▸ **Your objective**
Locate the string "accent" in the records below. Copy every line where it occurs.

Dataset excerpts
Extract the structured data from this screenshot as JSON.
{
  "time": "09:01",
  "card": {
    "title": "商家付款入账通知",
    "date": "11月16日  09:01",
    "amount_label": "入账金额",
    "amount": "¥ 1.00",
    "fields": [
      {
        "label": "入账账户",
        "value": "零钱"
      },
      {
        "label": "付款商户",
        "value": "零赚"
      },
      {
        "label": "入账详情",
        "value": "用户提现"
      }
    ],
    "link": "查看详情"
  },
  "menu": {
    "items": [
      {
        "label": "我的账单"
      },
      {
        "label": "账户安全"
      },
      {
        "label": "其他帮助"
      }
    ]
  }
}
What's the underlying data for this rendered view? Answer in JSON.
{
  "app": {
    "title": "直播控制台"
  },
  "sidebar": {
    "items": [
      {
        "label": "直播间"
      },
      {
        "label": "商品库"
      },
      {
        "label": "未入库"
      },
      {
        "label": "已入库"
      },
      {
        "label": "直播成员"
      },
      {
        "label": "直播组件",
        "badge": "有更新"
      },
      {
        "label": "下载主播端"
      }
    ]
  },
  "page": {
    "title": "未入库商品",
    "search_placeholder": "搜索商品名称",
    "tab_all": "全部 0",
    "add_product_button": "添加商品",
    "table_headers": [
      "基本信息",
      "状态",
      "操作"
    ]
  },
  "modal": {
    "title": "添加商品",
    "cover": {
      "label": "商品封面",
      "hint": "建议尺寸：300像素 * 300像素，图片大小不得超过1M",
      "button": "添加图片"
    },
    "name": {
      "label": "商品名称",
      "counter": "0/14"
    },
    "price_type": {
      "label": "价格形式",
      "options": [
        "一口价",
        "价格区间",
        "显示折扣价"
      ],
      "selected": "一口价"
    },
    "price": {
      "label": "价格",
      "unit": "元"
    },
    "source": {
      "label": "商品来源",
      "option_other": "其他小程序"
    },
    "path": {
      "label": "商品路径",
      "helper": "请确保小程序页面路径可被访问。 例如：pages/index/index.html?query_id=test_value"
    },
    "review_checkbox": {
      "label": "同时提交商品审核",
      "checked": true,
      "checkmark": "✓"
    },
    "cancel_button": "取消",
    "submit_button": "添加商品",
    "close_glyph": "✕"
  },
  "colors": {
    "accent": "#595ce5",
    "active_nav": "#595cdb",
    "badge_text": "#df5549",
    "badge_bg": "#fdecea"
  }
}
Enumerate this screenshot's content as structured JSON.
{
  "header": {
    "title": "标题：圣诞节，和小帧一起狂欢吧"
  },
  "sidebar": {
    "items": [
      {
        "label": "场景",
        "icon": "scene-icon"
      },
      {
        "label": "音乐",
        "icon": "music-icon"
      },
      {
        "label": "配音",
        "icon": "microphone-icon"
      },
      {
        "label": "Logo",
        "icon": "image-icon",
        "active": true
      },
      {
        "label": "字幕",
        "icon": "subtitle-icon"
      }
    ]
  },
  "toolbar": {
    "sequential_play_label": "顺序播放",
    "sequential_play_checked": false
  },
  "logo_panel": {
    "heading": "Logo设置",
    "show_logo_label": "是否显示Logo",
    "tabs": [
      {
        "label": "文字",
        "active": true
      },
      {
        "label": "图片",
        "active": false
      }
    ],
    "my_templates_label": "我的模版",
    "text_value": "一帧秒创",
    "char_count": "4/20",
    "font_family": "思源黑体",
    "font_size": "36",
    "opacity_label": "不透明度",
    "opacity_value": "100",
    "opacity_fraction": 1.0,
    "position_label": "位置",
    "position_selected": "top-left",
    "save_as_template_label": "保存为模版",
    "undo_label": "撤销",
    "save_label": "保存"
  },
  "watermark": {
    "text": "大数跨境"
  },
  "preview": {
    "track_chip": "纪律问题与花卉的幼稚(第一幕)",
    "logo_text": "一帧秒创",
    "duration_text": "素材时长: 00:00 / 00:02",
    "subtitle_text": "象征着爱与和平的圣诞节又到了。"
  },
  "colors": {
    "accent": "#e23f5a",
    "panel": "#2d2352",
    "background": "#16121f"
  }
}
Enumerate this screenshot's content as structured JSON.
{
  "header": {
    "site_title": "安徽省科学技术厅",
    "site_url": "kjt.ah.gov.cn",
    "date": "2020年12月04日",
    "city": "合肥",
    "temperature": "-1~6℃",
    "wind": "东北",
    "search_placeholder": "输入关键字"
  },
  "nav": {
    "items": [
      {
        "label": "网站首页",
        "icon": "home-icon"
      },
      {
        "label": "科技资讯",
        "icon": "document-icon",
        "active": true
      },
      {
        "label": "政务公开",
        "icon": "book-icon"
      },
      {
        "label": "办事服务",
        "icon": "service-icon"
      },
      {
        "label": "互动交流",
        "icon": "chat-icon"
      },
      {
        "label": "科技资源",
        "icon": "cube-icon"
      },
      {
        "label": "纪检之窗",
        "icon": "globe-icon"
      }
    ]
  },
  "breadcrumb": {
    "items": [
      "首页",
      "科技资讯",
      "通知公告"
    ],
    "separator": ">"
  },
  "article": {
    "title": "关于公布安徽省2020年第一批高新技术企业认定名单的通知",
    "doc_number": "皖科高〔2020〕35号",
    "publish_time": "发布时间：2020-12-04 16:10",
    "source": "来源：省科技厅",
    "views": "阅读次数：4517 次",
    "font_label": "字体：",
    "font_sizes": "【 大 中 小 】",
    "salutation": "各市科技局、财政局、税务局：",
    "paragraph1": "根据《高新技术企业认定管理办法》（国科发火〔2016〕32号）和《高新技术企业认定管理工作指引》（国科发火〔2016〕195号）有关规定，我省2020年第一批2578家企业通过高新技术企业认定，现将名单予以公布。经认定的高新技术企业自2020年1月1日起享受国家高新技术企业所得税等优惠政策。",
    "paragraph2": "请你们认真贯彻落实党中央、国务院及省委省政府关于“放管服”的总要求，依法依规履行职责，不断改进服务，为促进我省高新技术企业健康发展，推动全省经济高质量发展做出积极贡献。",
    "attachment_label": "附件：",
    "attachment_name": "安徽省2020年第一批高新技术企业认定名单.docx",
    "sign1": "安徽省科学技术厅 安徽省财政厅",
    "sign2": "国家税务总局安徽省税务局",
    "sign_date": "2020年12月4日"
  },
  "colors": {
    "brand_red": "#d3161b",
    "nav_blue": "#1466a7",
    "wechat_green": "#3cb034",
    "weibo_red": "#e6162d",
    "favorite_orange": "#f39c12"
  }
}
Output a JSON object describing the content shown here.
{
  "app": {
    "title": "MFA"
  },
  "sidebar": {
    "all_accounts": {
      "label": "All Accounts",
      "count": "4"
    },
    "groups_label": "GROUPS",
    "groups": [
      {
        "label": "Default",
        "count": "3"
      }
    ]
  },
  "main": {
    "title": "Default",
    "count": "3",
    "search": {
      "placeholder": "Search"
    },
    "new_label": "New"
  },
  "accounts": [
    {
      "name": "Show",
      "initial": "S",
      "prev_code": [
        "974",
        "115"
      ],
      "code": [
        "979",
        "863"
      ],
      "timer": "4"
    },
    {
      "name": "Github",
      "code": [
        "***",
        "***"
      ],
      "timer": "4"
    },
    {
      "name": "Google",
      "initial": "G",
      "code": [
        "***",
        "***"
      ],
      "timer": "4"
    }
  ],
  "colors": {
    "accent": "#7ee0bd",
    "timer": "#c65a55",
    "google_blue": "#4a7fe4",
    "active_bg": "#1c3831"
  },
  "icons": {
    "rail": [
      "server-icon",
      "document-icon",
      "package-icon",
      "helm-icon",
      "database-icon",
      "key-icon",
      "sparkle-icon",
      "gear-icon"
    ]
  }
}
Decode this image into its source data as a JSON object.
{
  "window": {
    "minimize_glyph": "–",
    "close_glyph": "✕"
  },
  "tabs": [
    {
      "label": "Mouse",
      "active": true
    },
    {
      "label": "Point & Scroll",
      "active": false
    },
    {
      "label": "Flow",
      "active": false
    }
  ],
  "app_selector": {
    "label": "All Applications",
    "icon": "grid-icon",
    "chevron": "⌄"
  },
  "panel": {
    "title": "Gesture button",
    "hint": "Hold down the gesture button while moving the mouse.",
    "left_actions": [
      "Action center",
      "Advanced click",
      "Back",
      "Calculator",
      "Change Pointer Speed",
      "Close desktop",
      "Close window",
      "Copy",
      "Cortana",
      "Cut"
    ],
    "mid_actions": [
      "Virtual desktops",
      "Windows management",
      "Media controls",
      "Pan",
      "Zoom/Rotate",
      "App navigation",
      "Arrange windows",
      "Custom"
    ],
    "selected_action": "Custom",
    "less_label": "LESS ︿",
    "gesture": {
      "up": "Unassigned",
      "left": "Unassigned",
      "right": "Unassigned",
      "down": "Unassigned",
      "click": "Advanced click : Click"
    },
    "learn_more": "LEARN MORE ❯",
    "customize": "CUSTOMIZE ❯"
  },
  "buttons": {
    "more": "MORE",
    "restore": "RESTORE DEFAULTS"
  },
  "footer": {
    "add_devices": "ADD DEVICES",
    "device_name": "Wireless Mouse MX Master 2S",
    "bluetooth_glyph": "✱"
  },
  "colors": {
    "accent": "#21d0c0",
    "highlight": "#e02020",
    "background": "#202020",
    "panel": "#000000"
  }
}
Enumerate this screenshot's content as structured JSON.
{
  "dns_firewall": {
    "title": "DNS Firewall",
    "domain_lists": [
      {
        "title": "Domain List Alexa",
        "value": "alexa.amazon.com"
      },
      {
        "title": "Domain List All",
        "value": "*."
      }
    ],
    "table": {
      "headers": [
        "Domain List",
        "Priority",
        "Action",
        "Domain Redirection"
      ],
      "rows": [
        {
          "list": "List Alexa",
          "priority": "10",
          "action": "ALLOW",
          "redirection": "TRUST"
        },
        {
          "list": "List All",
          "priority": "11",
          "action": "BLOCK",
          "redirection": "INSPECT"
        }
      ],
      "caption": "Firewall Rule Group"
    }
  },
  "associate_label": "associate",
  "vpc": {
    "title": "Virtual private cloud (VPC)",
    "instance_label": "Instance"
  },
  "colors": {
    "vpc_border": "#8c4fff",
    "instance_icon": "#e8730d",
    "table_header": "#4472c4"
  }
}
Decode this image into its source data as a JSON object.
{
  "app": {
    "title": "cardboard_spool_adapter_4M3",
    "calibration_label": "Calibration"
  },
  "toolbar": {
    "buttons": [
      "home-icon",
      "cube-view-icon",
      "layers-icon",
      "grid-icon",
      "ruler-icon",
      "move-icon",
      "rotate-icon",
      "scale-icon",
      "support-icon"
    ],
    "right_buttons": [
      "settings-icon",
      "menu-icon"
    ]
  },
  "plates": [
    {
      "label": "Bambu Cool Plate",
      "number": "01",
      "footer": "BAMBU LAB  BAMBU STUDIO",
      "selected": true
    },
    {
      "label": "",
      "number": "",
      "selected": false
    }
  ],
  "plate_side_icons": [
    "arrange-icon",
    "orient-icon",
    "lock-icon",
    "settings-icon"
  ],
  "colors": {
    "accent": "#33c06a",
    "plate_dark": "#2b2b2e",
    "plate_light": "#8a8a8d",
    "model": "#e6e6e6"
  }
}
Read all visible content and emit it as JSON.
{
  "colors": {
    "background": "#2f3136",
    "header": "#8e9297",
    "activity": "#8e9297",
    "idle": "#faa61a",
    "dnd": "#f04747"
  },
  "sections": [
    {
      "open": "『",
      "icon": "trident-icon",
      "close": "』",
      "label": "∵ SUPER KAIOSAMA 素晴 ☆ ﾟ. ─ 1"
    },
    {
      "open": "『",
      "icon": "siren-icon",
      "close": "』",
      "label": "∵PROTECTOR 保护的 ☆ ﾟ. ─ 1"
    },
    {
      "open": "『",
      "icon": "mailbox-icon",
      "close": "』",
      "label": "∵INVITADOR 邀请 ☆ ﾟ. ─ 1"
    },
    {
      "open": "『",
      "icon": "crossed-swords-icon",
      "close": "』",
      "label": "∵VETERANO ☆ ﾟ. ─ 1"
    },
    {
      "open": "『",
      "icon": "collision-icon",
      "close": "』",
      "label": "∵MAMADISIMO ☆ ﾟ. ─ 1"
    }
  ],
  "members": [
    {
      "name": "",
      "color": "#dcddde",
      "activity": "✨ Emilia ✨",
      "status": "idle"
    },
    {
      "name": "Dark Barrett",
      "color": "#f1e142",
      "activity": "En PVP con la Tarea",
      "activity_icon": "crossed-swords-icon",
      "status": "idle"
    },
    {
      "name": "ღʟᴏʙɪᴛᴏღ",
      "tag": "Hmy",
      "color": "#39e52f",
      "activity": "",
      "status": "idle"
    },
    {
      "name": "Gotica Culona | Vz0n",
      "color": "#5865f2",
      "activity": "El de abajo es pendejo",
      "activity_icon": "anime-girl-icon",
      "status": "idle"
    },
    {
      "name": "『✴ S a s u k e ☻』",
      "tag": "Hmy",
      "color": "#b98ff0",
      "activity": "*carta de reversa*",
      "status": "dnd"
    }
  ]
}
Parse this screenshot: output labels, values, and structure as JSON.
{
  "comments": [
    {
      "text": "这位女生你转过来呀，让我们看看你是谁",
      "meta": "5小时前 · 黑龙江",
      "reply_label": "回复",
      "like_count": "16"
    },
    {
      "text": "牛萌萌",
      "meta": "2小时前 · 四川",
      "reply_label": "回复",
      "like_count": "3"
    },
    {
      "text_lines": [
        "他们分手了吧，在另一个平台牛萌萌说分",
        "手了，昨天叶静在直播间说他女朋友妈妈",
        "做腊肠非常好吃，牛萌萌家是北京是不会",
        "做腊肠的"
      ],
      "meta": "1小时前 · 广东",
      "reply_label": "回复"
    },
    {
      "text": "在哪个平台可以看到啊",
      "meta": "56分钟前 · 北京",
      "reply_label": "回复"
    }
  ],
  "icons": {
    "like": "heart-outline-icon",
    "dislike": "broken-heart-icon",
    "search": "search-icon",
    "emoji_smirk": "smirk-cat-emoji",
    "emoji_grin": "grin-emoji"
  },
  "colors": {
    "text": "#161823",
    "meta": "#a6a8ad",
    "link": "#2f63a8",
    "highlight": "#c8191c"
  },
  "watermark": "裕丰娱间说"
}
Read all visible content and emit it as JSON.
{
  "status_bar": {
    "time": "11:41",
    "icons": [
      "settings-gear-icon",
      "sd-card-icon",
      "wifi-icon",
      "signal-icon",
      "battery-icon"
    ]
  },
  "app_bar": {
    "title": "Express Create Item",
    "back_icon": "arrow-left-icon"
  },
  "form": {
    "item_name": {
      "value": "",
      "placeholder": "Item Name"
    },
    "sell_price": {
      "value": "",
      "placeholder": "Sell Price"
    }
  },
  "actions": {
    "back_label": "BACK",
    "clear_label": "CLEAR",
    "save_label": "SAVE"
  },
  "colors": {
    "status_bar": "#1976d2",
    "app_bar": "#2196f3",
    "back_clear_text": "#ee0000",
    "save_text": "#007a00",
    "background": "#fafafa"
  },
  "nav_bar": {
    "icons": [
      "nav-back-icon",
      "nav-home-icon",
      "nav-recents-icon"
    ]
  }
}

▸ **Answer space**
    "accent": "#595ce5",
    "accent": "#e23f5a",
    "accent": "#7ee0bd",
    "accent": "#21d0c0",
    "accent": "#33c06a",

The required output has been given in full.